For even broader interests, there are cultural sites nearby such as the Saint-Etienne Cathedral in Metz, Luxembourg City (a UNESCO heritage site), and the Moselle wine region.  The “three frontier” region allows visitors to enjoy French, German, and Luxembourg cultures within a relatively compact area.  A search of the Internet will yield ample information about things to see and do in the Moselle Valley region.
The Maginot Line in Alsace
Frances border with Germany in Northern Alsace was also heavily fortified.  Near the the town of Wissembourg are two interesting Maginot fortifications.  Unfortunately, both are located outside of those areas typically visited by English-speaking tourists.  However, if visiting Strasbourg, Fortresses Schoenenbourg and Four-a-Chaux are about one to two hours away.
Fortress Schoenenbourg (  The survivor of heavy aerial and artillery bombardment, this fortress has been carefully restored.  It also has one best Maginot Line museums.


Schoenenbourg 1995.  A 47mm antitank cannon and Reibel twin machine gun on display in the munitions entrance block.  These weapons were interchanged in the firing embrasure based on the type of target.
Fortress Four-a-Chaux (  Located near the town of Lembach, this fortress was also bombarded by German aircraft and artillery.
Tips for Visiting the Maginot Line
Opening Hours.  The opening times of most Maginot Line museums are irregular.  The websites of the various Maginot Line associations have contact information for those wanting a visit.  It is a good idea to verify opening times. Many Maginot Line associations are amiable to special visits; if coordinated in advance.

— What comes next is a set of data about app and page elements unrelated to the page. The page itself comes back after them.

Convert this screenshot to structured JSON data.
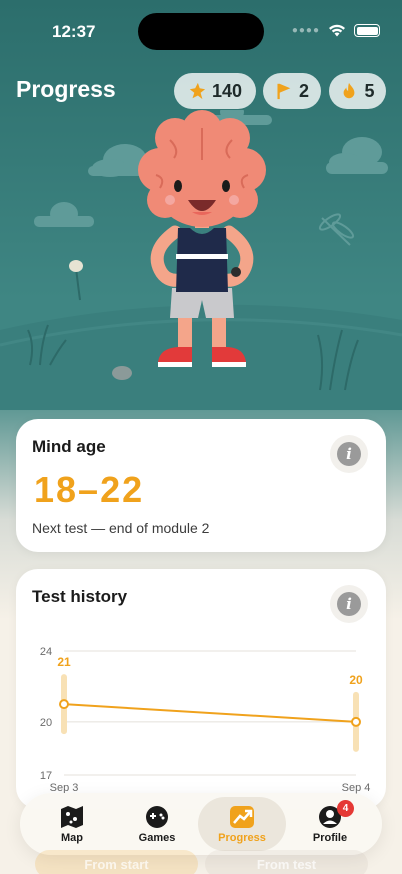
{
  "status": {
    "time": "12:37"
  },
  "header": {
    "title": "Progress",
    "stats": {
      "points": "140",
      "flags": "2",
      "streak": "5"
    }
  },
  "mind_age": {
    "title": "Mind age",
    "value": "18–22",
    "subtitle": "Next test — end of module 2"
  },
  "test_history": {
    "title": "Test history",
    "chart_data": {
      "type": "line",
      "categories": [
        "Sep 3",
        "Sep 4"
      ],
      "values": [
        21,
        20
      ],
      "data_labels": [
        "21",
        "20"
      ],
      "y_ticks": [
        "24",
        "20",
        "17"
      ],
      "ylim": [
        17,
        24
      ]
    }
  },
  "tabs": [
    {
      "label": "Map"
    },
    {
      "label": "Games"
    },
    {
      "label": "Progress"
    },
    {
      "label": "Profile",
      "badge": "4"
    }
  ],
  "bottom_buttons": {
    "from_start": "From start",
    "from_test": "From test"
  },
  "colors": {
    "accent": "#f0a21c",
    "teal": "#3f8683",
    "badge": "#e53935"
  }
}
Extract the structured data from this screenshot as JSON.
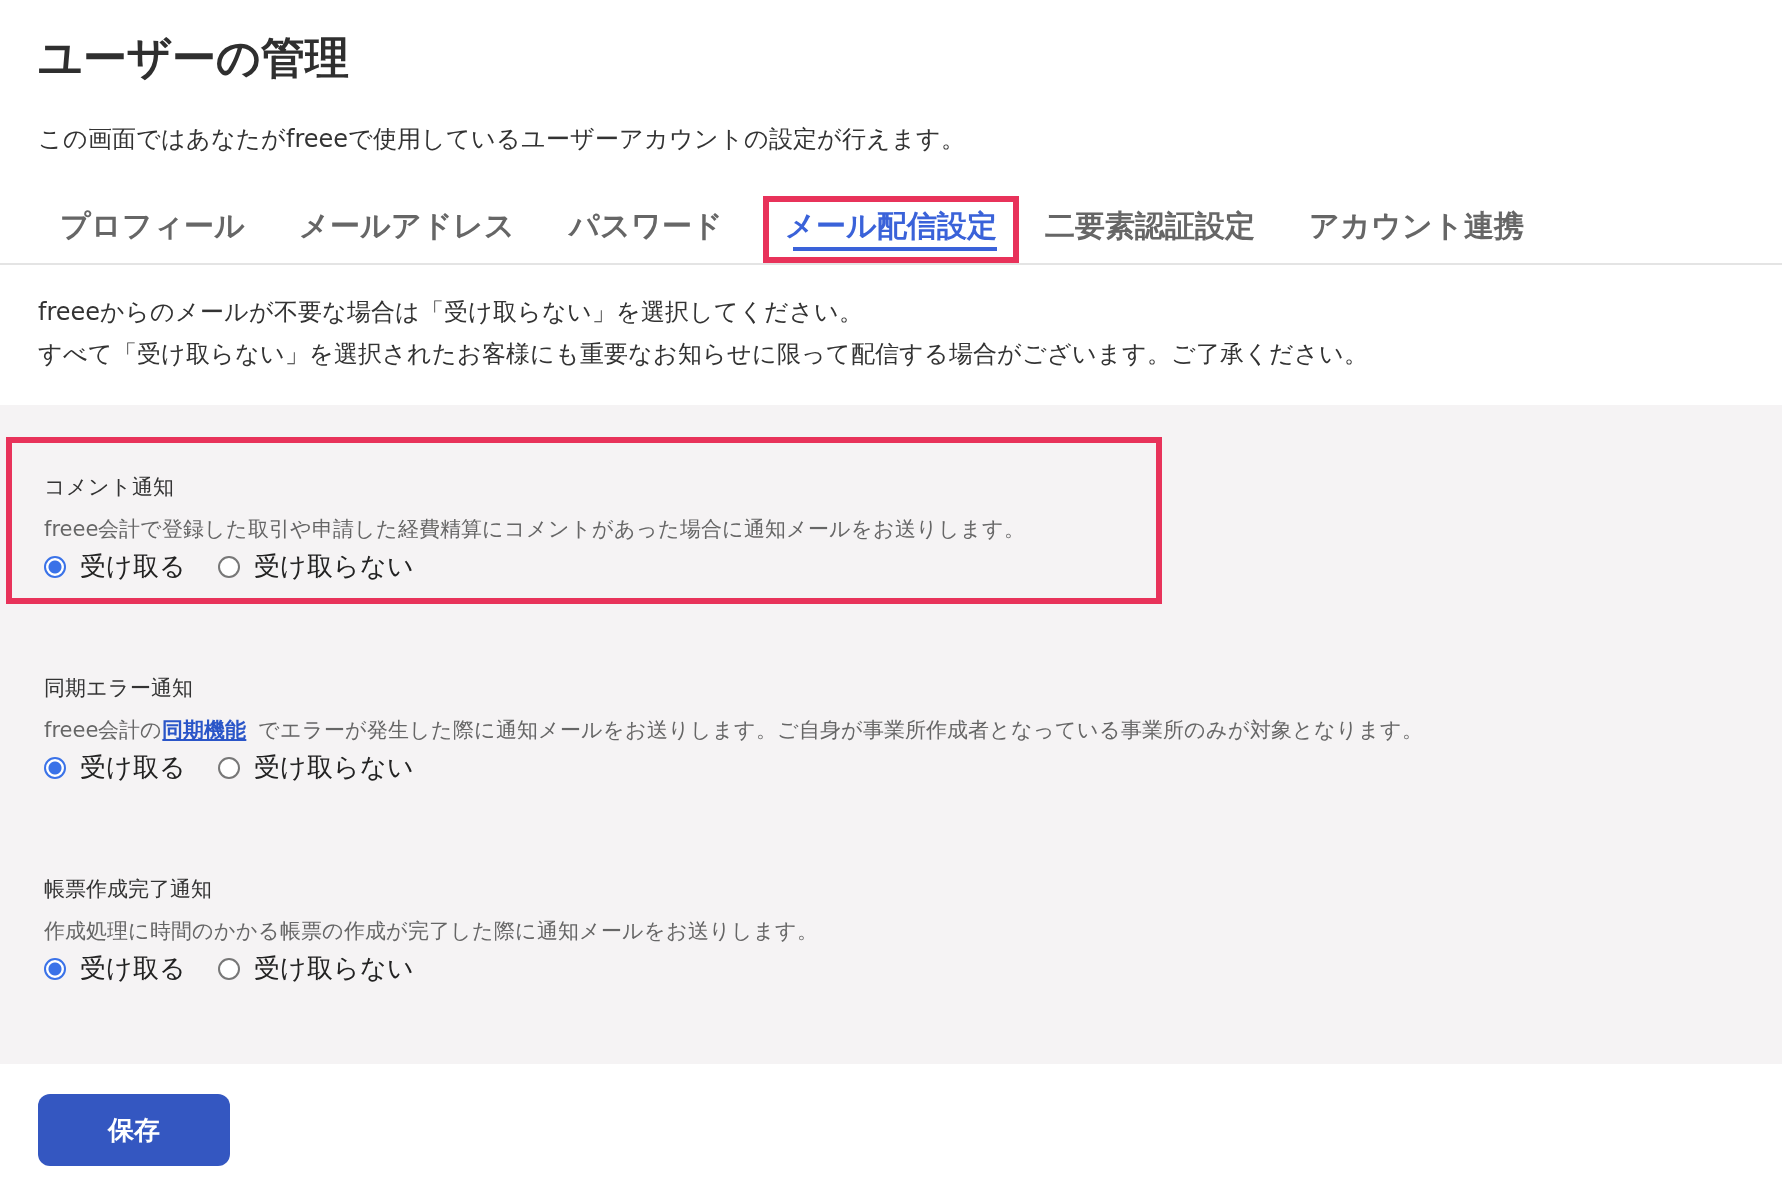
{
  "title": "ユーザーの管理",
  "description": "この画面ではあなたがfreeeで使用しているユーザーアカウントの設定が行えます。",
  "tabs": [
    {
      "label": "プロフィール",
      "selected": false,
      "highlighted": false
    },
    {
      "label": "メールアドレス",
      "selected": false,
      "highlighted": false
    },
    {
      "label": "パスワード",
      "selected": false,
      "highlighted": false
    },
    {
      "label": "メール配信設定",
      "selected": true,
      "highlighted": true
    },
    {
      "label": "二要素認証設定",
      "selected": false,
      "highlighted": false
    },
    {
      "label": "アカウント連携",
      "selected": false,
      "highlighted": false
    }
  ],
  "intro": [
    "freeeからのメールが不要な場合は「受け取らない」を選択してください。",
    "すべて「受け取らない」を選択されたお客様にも重要なお知らせに限って配信する場合がございます。ご了承ください。"
  ],
  "sections": [
    {
      "heading": "コメント通知",
      "highlighted": true,
      "description": "freee会計で登録した取引や申請した経費精算にコメントがあった場合に通知メールをお送りします。",
      "options": [
        {
          "label": "受け取る",
          "selected": true
        },
        {
          "label": "受け取らない",
          "selected": false
        }
      ]
    },
    {
      "heading": "同期エラー通知",
      "highlighted": false,
      "description": "freee会計の",
      "link": "同期機能",
      "description_after": "でエラーが発生した際に通知メールをお送りします。ご自身が事業所作成者となっている事業所のみが対象となります。",
      "options": [
        {
          "label": "受け取る",
          "selected": true
        },
        {
          "label": "受け取らない",
          "selected": false
        }
      ]
    },
    {
      "heading": "帳票作成完了通知",
      "highlighted": false,
      "description": "作成処理に時間のかかる帳票の作成が完了した際に通知メールをお送りします。",
      "options": [
        {
          "label": "受け取る",
          "selected": true
        },
        {
          "label": "受け取らない",
          "selected": false
        }
      ]
    }
  ],
  "save_button": "保存"
}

Time of Year.  The Maginot Line associations cut back on visitation hours in the fall and winter.  High season for most associations is from May to September. Otherwise, visits must be arranged in advance.
Clothing.  Bring appropriate clothing. Keep in mind that the Maginot Line is still very much a military machine designed for war, not comfort.  Even the most developed Maginot Line tourist sites are somewhat rustic.  Warm clothing is needed for visiting the larger fortresses.  Hiking boots and outdoor clothing are necessary for exploring the less traveled parts of the Line.
Rental Car.  A car is needed to visit the various sites.  No Maginot forts are served by public transportation.  Taxis are not suitable either, since many taxi drivers do not know where the forts are located. Nor are taxis likely to wait while you visit the site.
Tours.  For visits to multiple sites, consider taking either a specialized tour such as Dan’s Bunkertours (, or retaining a local guide. The latter is problematical as those people with knowledgeable of the Maginot Line are amateur historians who work real full-time jobs to support themselves. Yet, this can be a possibility.  Consider contacting Jean-Pascal Speck, owner of the Hotel L’Horizon in Thionville for assistance: